Fischer admitted that from 2009 until 2014, he persuaded victim businesses to purchase RVI insurance coverage, which Fischer knew did not exist, so that Fischer could use a substantial portion of the victims’ insurance premiums for his personal benefit. Specifically, in the summer of 2009, Fischer created a Nevada corporation called TriArc Marketing Solutions (TriArc Solutions) and opened bank accounts for TriArc Solutions. During the course of the scheme, Fischer caused prospective insureds to believe that he that he was authorized to issue RVI policies on behalf of TriArc Services, a multinational property and casualty insurance company specializing in coverage for small to medium sized businesses, and one of that business’ subsidiaries. Fischer also concealed the creation and use of TriArc Solutions from his partners at TriArc Services.
Fischer created and sent false insurance coverage documents, fraudulent emails, premium invoices, lists of covered vehicles, and other documents to victim companies, causing them to falsely believe that they had purchased RVI insurance through Fischer. Fischer used the identity of an employee of a multinational property and casualty insurance company in furtherance of the fraud, including his name, title and purported signature on the declaration pages of the fake insurance policies. Fischer concealed from the employee and the company that Fischer was pretending to issue RVI insurance policies on behalf of the company.
Fischer collected more than $4.4 million in RVI insurance premiums from the victims, which he deposited into the TriArc Solutions bank accounts. Fischer and his relatives used the proceeds of the insurance premium payments for their personal benefit.
Fischer also admitted that he failed to report a significant portion of the money he obtained from the fraud on his annual tax returns for the 2009 through 2014 calendar years. The total income Fischer received, but did not report to the IRS for these tax years exceeded $3.3 million, which generated a substantial tax loss to the United States.
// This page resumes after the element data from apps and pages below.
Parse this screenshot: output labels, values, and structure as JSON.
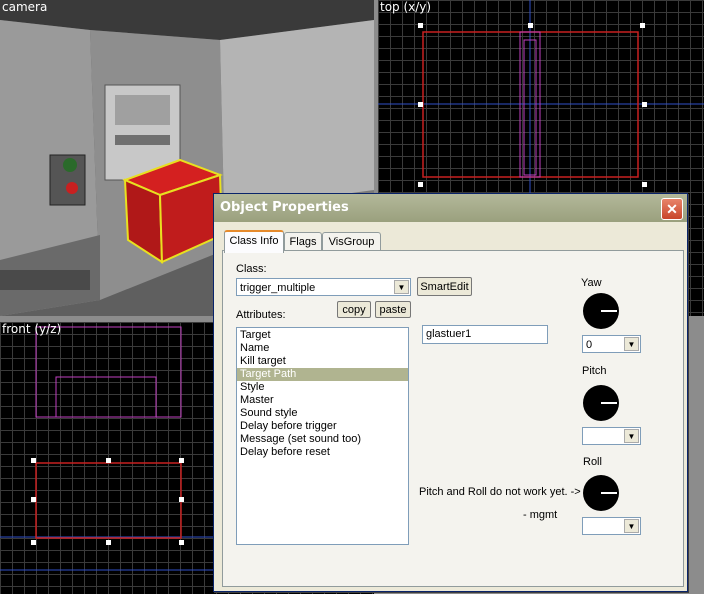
{
  "viewports": {
    "camera": "camera",
    "top": "top (x/y)",
    "front": "front (y/z)"
  },
  "dialog": {
    "title": "Object Properties",
    "close_label": "✕",
    "tabs": [
      {
        "label": "Class Info"
      },
      {
        "label": "Flags"
      },
      {
        "label": "VisGroup"
      }
    ],
    "class_label": "Class:",
    "class_value": "trigger_multiple",
    "smartedit_label": "SmartEdit",
    "attributes_label": "Attributes:",
    "copy_label": "copy",
    "paste_label": "paste",
    "attributes": [
      "Target",
      "Name",
      "Kill target",
      "Target Path",
      "Style",
      "Master",
      "Sound style",
      "Delay before trigger",
      "Message (set sound too)",
      "Delay before reset"
    ],
    "selected_attribute": "Target Path",
    "value": "glastuer1",
    "yaw_label": "Yaw",
    "yaw_value": "0",
    "pitch_label": "Pitch",
    "pitch_value": "",
    "roll_label": "Roll",
    "roll_value": "",
    "note": "Pitch and Roll do not work yet. ->",
    "signature": "- mgmt"
  }
}
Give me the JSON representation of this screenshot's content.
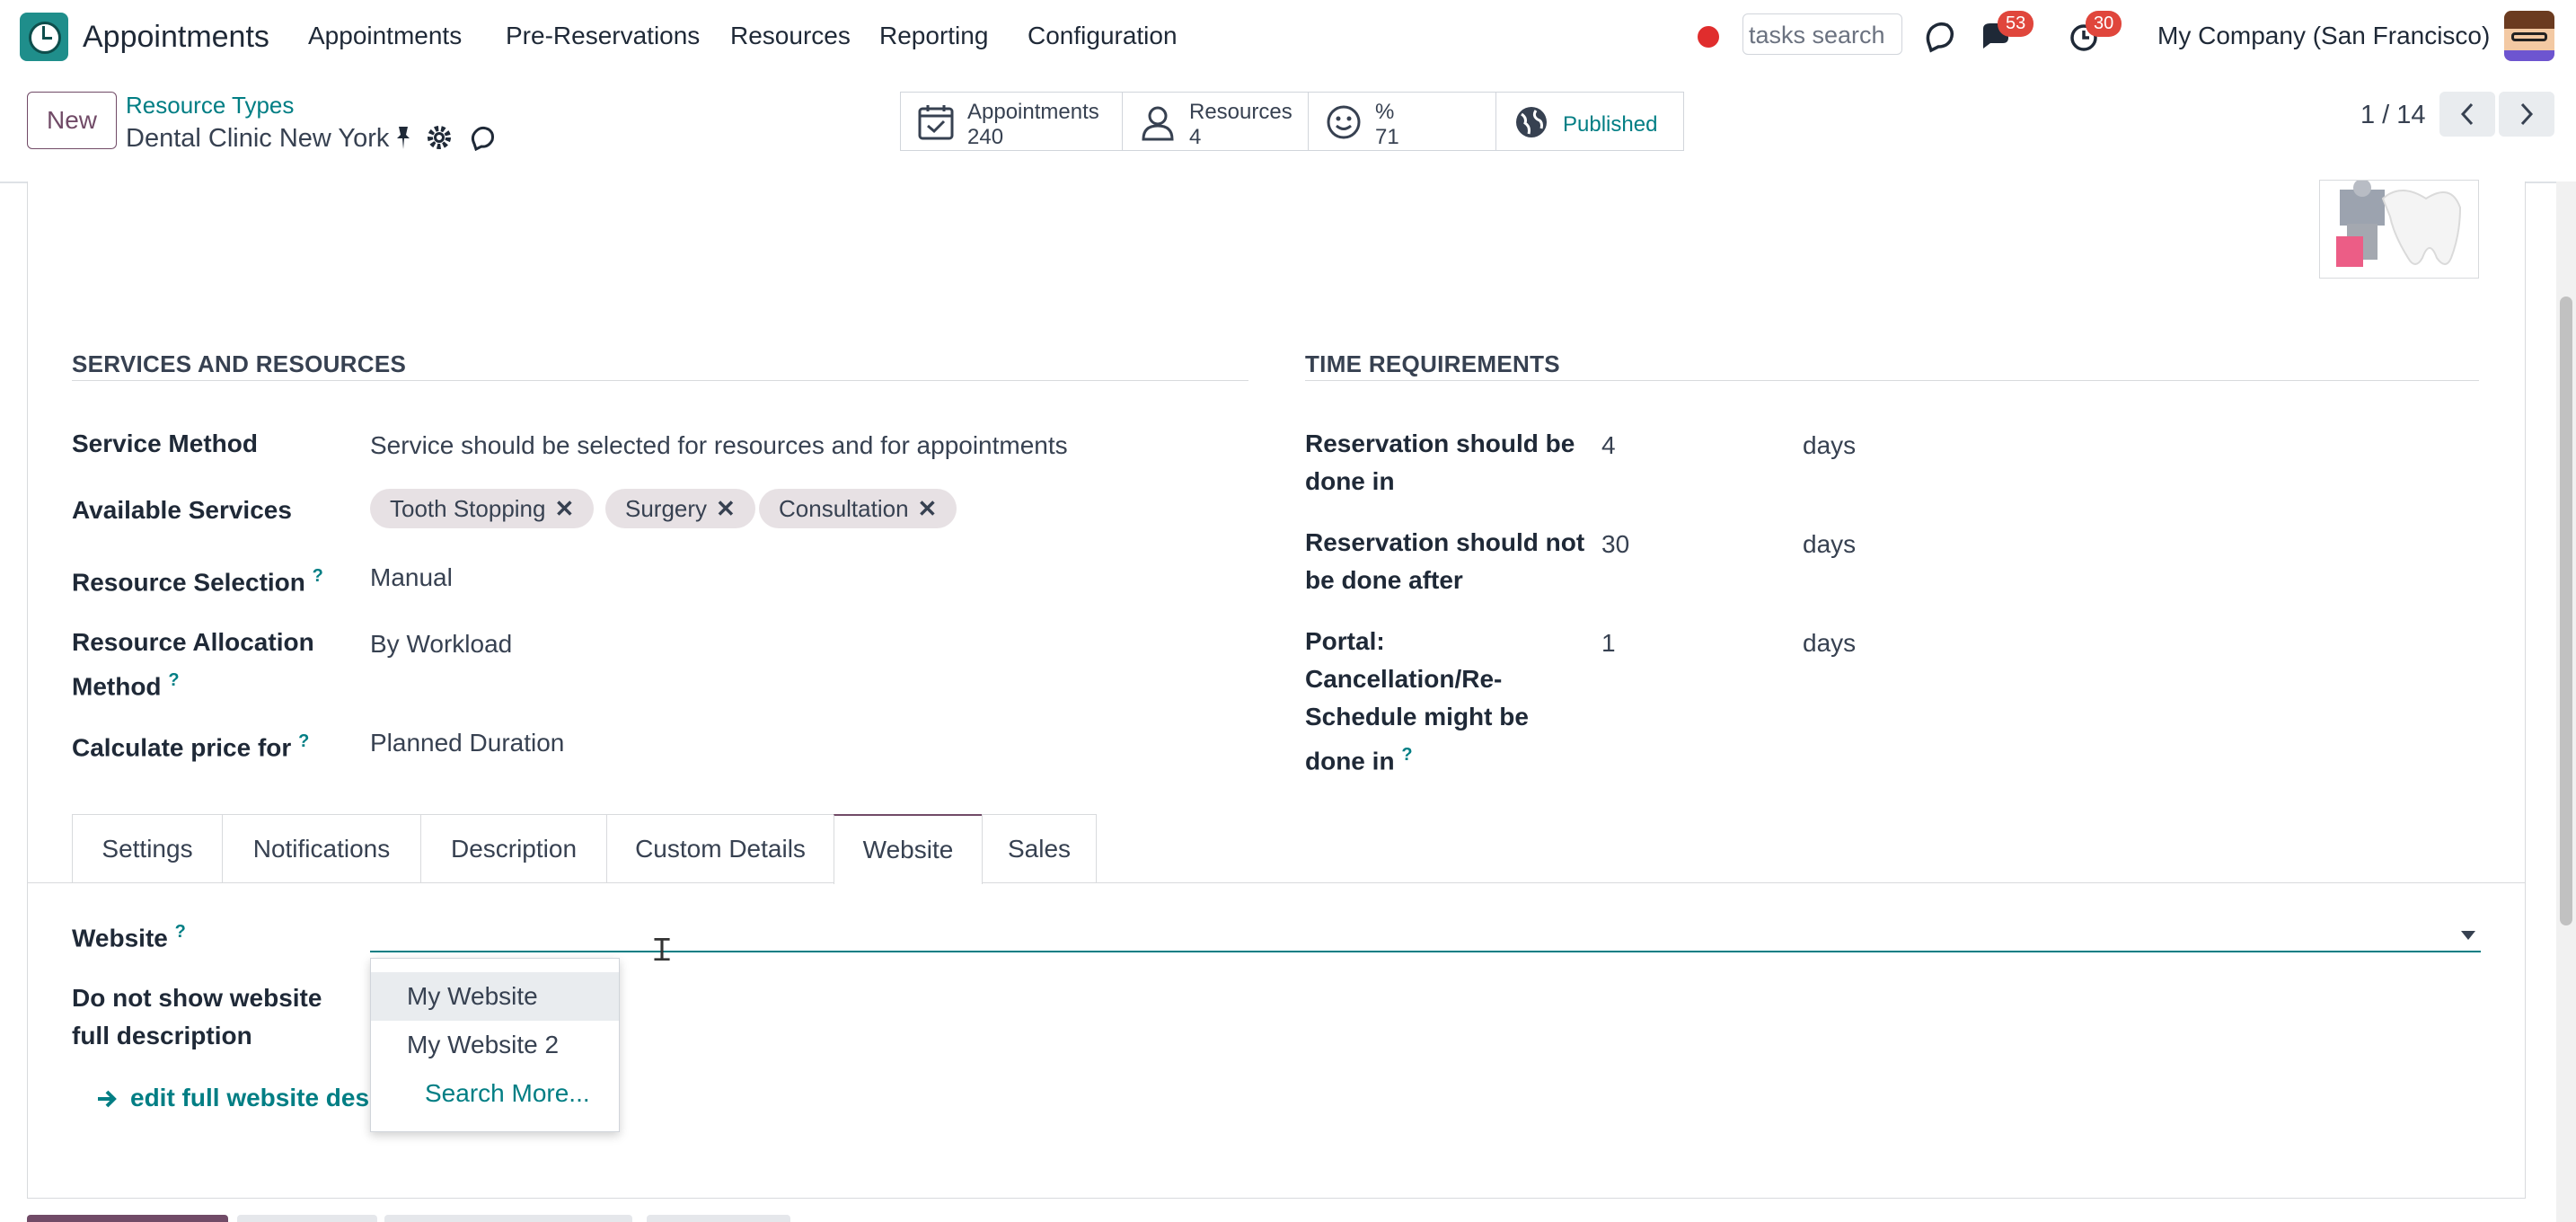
{
  "topnav": {
    "app_name": "Appointments",
    "menu": [
      "Appointments",
      "Pre-Reservations",
      "Resources",
      "Reporting",
      "Configuration"
    ],
    "search_placeholder": "tasks search",
    "messages_count": "53",
    "activities_count": "30",
    "company": "My Company (San Francisco)"
  },
  "control": {
    "new_label": "New",
    "breadcrumb": "Resource Types",
    "record_name": "Dental Clinic New York",
    "stats": {
      "appointments_label": "Appointments",
      "appointments_value": "240",
      "resources_label": "Resources",
      "resources_value": "4",
      "rating_label": "%",
      "rating_value": "71",
      "published_label": "Published"
    },
    "pager": "1 / 14"
  },
  "services": {
    "title": "SERVICES AND RESOURCES",
    "service_method_label": "Service Method",
    "service_method_value": "Service should be selected for resources and for appointments",
    "available_services_label": "Available Services",
    "tags": [
      "Tooth Stopping",
      "Surgery",
      "Consultation"
    ],
    "tag_remove": "✕",
    "resource_selection_label": "Resource Selection",
    "resource_selection_value": "Manual",
    "allocation_label_1": "Resource Allocation",
    "allocation_label_2": "Method",
    "allocation_value": "By Workload",
    "price_label": "Calculate price for",
    "price_value": "Planned Duration",
    "help": "?"
  },
  "time": {
    "title": "TIME REQUIREMENTS",
    "r1_label_1": "Reservation should be",
    "r1_label_2": "done in",
    "r1_value": "4",
    "r1_unit": "days",
    "r2_label_1": "Reservation should not",
    "r2_label_2": "be done after",
    "r2_value": "30",
    "r2_unit": "days",
    "r3_label_1": "Portal:",
    "r3_label_2": "Cancellation/Re-",
    "r3_label_3": "Schedule might be",
    "r3_label_4": "done in",
    "r3_value": "1",
    "r3_unit": "days"
  },
  "tabs": [
    "Settings",
    "Notifications",
    "Description",
    "Custom Details",
    "Website",
    "Sales"
  ],
  "website": {
    "website_label": "Website",
    "options": [
      "My Website",
      "My Website 2"
    ],
    "search_more": "Search More...",
    "no_desc_label_1": "Do not show website",
    "no_desc_label_2": "full description",
    "edit_link": "edit full website desc"
  },
  "colors": {
    "brand": "#714b67",
    "accent": "#017e84",
    "badge": "#e0463c"
  }
}
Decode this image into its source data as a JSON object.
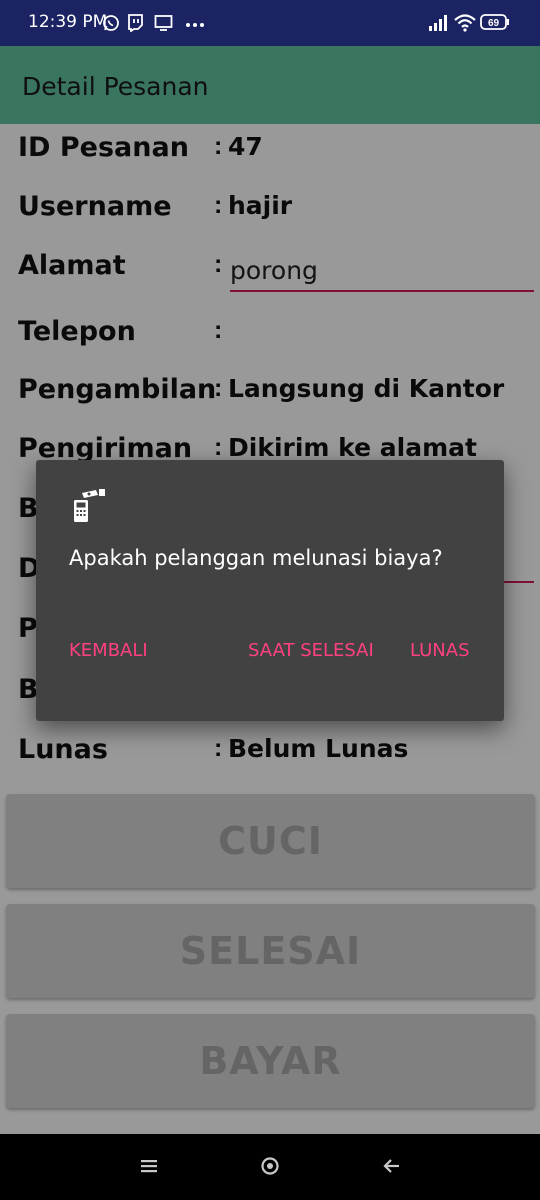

As part of his plea agreement, Fischer will be required to forfeit all property constituting, derived from, or traceable to the proceeds of the fraud, in the amount of $4.4 million. In addition, Fischer was ordered to pay $3,823,529.00 in restitution.
Today’s sentence is part of the efforts undertaken in connection with the President’s Financial Fraud Enforcement Task Force. The task force was established to wage an aggressive, coordinated and proactive effort to investigate and prosecute financial crimes. With more than 20 federal agencies, 94 U.S. attorneys’ offices, and state and local partners, it’s the broadest coalition of law enforcement, investigatory and regulatory agencies ever assembled to combat fraud. Since its formation, the task force has made great strides in facilitating increased investigation and prosecution of financial crimes; enhancing coordination and cooperation among federal, state and local authorities; addressing discrimination in the lending and financial markets; and conducting outreach to the public, victims, financial institutions and other organizations. Since fiscal year 2009, the Justice Department has filed over 18,000 financial fraud cases against more than 25,000 defendants. For more information on the task force, please visit www.StopFraud.gov.
Acting United States Attorney Stephen M. Schenning commended the FBI for its work in the investigation. Mr. Schenning thanked Assistant U.S. Attorneys Harry M. Gruber and David Metcalf, who prosecuted the case.